Kurds turn to Capitol Hill to open up travel, get more aid

One of America’s most reliable allies in the Iraq war, the Kurdistan Regional Government (KRG), has turned to Congress for help in opening up northern Iraq to more investment and travel.

KRG representatives have been working with lawmakers to soften the State Department travel advisory for Iraq to acknowledge Kurdistan’s relative safety. They argue that such a move would recognize the area’s greater stability and lead to more American involvement.

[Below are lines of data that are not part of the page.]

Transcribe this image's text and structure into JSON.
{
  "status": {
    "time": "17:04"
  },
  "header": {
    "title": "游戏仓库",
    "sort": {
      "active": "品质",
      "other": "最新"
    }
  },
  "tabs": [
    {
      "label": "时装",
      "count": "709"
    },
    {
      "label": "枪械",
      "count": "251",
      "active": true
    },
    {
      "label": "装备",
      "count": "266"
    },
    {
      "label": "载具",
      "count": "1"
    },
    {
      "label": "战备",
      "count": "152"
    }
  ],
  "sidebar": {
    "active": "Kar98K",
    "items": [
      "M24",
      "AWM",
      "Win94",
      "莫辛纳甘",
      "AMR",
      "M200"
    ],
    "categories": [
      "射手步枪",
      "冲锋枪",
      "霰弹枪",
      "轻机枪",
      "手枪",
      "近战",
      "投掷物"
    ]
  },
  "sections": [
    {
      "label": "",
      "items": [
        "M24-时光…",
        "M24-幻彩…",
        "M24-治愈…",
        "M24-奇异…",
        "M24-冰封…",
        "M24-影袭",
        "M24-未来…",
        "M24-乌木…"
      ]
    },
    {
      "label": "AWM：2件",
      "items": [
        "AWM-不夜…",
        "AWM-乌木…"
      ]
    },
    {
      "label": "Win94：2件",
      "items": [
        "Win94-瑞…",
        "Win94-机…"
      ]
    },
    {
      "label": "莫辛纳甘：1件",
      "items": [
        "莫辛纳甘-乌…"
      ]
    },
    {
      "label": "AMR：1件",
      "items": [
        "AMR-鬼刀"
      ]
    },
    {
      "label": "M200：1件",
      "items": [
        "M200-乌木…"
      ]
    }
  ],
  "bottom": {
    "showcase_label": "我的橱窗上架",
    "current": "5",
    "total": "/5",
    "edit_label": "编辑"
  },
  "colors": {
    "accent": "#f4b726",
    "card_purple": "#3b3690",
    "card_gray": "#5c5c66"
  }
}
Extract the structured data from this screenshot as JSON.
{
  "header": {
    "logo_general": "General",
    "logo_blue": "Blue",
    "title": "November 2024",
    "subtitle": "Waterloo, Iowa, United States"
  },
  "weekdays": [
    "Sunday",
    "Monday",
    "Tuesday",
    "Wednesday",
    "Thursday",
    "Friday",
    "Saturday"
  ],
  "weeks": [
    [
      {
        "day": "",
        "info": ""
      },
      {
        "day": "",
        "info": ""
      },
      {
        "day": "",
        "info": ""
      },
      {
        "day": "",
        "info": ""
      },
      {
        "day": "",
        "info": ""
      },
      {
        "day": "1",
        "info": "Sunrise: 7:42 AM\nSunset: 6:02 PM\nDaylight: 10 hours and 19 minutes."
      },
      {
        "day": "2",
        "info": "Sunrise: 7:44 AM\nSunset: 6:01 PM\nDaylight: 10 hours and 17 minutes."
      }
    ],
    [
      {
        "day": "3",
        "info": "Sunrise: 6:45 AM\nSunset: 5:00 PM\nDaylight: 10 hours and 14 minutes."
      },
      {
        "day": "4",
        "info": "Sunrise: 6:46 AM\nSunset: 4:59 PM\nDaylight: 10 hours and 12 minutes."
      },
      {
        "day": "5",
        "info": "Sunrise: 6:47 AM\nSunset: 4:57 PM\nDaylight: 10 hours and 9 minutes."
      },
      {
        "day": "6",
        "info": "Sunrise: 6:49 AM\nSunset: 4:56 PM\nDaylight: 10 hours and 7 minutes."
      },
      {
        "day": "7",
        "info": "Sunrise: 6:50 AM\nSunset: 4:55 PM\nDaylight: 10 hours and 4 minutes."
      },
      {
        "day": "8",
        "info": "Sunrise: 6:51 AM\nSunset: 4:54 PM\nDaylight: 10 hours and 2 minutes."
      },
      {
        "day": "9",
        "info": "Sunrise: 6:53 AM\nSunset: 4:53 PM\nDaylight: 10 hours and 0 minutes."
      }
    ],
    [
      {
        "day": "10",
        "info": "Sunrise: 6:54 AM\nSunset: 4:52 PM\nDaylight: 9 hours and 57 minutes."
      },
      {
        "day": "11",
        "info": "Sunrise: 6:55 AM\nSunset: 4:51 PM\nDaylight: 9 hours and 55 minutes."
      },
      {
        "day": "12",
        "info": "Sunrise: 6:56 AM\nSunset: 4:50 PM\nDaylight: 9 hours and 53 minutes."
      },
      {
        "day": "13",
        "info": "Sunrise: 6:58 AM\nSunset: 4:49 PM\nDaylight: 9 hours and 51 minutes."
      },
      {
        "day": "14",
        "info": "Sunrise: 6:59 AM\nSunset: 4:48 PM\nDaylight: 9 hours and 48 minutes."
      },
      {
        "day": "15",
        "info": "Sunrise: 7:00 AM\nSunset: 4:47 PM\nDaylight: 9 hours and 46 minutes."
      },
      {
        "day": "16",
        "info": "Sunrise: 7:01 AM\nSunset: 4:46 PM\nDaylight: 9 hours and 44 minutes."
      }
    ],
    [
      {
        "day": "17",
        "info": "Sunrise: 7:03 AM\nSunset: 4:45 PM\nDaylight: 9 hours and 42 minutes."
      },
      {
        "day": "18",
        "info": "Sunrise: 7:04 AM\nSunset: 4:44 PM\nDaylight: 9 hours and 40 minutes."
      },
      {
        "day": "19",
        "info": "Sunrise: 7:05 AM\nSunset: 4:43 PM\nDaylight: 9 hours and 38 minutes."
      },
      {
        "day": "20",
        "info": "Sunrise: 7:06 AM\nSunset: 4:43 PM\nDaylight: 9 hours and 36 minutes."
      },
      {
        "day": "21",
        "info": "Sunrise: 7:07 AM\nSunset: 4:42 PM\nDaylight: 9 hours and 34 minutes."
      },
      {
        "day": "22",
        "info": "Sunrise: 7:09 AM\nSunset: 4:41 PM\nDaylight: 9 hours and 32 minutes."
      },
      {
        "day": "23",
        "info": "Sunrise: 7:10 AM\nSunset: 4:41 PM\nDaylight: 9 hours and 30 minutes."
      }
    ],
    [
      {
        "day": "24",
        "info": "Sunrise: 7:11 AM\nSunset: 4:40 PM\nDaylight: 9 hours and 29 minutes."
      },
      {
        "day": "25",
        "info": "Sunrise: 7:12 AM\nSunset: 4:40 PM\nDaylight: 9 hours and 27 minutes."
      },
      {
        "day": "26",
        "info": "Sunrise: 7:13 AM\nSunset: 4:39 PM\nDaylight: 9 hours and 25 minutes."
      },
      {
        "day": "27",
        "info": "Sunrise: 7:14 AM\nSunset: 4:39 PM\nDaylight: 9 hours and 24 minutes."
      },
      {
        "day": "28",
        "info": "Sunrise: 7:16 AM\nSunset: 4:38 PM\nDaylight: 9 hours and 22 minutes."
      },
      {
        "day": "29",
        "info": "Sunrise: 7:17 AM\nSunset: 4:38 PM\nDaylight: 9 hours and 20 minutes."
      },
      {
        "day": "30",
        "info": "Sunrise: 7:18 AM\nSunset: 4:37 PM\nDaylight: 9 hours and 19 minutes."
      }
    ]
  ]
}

Qubad Talabani, the KRG’s representative to the U.S., said his government turned to Congress after receiving a “lukewarm, if not cold reception” from State Department officials to a formal request to change the travel advisory. Consequently, a “Dear Colleague” letter advocating the KRG’s position has circulated Capitol Hill and attracted 11 signatories so far.

“We are working this great democratic system,” said Talabani of the effort. The travel advisory “is negatively affecting [U.S.] policy in Iraq.”

A number of countries, including Japan, Germany and the United Kingdom, have already toned down their own travel warnings for Kurdistan.

In a wide-ranging interview with The Hill, Talabani described what Kurdistan has undertaken this year with Congress and emphasized Kurdish ties to the U.S.

“We strongly believe that America has a solid partner in the heart of the Islamic Middle East,” said Talabani, the son of Iraq’s president, Jalal Talabani. “It’s the Kurds.”

The Kurds’ success has led to growing talk of independence from Iraq, but Talabani emphasized that his office is not an embassy and that the KRG supports keeping the country intact.

“We remain committed to a federal democracy in Iraq, and ‘federal’ is the key here,” said Talabani. “But we do have a responsibility to protect the lives of the 4 million-plus people who live in the Kurdistan region.”

The Kurds got a boost Thursday when the Senate passed a non-binding amendment to the defense authorization bill that called for a federalist, decentralized Iraq. Sen. Joseph Biden (D-Del.), a longtime advocate of a “soft partition” of the country, was the author of the measure.

There is also a broader effort to build a Kurdish Congressional Caucus in Congress, which Talabani is helping to lead.

Along with KRG’s liaison office, much of the government’s outreach to Capitol Hill is being conducted through lobbying firms, such as the American Business Development Group and Barbour Griffith & Rogers.

Chief congressional allies so far include Reps. Christopher Shays (R-Conn.) and Howard Berman (D-Calif.), who co-authored the travel advisory letter. Berman has championed Kurdistan since the 1980s and called for sanctions against Saddam Hussein’s regime after its chemical-weapons attacks on the Kurdish people in 1988.

“My fear is that the [current] travel advisory makes [Kurdistan] look like Basra and Baghdad. I thought it made sense for the State Department to consider this,” said Berman.

In the letter, Berman and Shays write that the travel warning does not “represent the conditions on the ground,” and note that no Westerner has been harmed by hostile action in the region since the Iraq war began in 2003.

Talabani says changing the travel advisory would also help attract more American businesses to the region. In addition, the office is working on creating an American-Kurdish Business Council to help facilitate more U.S. investment.

“We have a lot of foreign companies investing in Kurdistan today. Very few of them are American,” he said.

Yet one of the KRG’s recent business successes — an oil exploration deal with Hunt Oil — has attracted the unwarranted attention of Capitol Hill. Rep. Dennis Kucinich (D-Ohio) has called for an investigation into the agreement because CEO Ray Hunt, a major Republican campaign donor, is close with Bush administration officials. 

“No rules have been bent to get an American firm in. It has been a very transparent process,” said Talabani.

Talabani also is trying to secure more reconstruction aid for Kurdistan. Six hundred forty-seven million dollars in U.S. funds for reconstruction have been appropriated to the Kurdish region, according to Baghdad’s U.S. Embassy. Twenty-one billion dollars have been slated for Iraq’s reconstruction overall.

“On the face of it, it seems they are not getting their fair share of the reconstruction monies,” said Rep. Steve Rothman (D-N.J.). Rothman will propose language in the House’s war supplemental appropriations bill that calls for more reconstruction funds to go to Kurdistan.

The KRG has also tried to bring Congress to Kurdistan by ferrying more and more congressional delegations to the region.

“We didn’t have to wear our helmets or our armor. That’s the only place [in Iraq] we didn’t, except for the shower,” joked Sen. Ben Nelson. The Nebraska Democrat, along with three other senators, recently stopped by Erbil after traveling to Baghdad.  

Part of the KRG’s message to Capitol Hill is to consider the region as part of a redeployment strategy as U.S. soldiers leave Iraq. Calls for a quick withdrawal are a particular worry for Talabani.

“We need to keep drumming this beat: that’s in your interests to keep forces in Kurdistan and it is ultimately in our interests for you to do so,” he said.